Refreshingly, Schmidt admits “We still don’t really know what you mean” when we enter search terms. Throughout the interview, Schmidt reinforces Google’s commitment to innovation (comprehensiveness, speed, depth, etc.), implying that Microsoft’s marketing push for Bing might detract from the time the company has to focus on improving its core technology.
And Schmidt’s not the only one getting in on the Bing Bashing—paidContent points out another Yahoo executive today disparaging Bing:
And following Bartz’s lead—as well as that of Google CEO Eric Schmidt—[Yahoo search VP Larry] Cornett also took a few jabs at Bing. While complimenting Bing for being “fast” and “integrated,” he said that it would be difficult to get people to try out another search service if it was not “radically different.” “I don’t think they’ve achieved that yet,” he said. Cornett said Yahoo had a leg up in introducing its own changes since people are already coming to Yahoo.com to visit its other sites.
While Cornett emphasized Yahoo’s portal/destination status like CEO Carol Bartz did to FBN, Cornett was careful to reiterate his company’s commitment to search, after Bartz’s comments Monday had some search gurus doubting:
But . . . Cornett insisted Wednesday that search was still central to the company, adding the evidence that the new home page the company is expected to launch later this year will feature search more prominently. The list of “top searches,” for example, which currently lies at the bottom of the home page will be moved to the top right. “There is much more of an emphasis on search and discovering what people are searching for. I can’t share any stats yet but I think it’s a very solid improvement,” Cornett said at the RBC Capital Markets Technology, Media & Communications Conference. . . .
“I obviously can’t share too many details but search is a critical business for Yahoo. . . . If you look at reductions it has been to reinvest in the things that make the [most] sense for Yahoo.”
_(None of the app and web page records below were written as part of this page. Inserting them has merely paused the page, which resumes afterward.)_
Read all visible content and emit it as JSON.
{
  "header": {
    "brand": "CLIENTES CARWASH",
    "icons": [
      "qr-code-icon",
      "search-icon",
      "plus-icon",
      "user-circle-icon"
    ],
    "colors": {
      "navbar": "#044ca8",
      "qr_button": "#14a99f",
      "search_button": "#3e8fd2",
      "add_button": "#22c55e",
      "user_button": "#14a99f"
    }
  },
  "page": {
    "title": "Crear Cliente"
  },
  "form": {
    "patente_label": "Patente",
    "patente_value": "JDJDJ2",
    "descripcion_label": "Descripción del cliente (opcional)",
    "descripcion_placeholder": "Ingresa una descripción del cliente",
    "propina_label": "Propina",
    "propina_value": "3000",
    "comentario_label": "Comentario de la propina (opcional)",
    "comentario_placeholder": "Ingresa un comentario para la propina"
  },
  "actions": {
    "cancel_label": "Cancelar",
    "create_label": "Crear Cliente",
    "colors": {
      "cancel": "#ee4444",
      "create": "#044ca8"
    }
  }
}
Good to know, Yahoo—before you get written off as a search engine forever for a few easily-misinterpreted statements.
What do you think? Are Yahoo and Google really superior, or are they just trying to sound that way to downplay the potential success of a new rival? And does it matter in the end—can Bing get off the ground despite their criticism?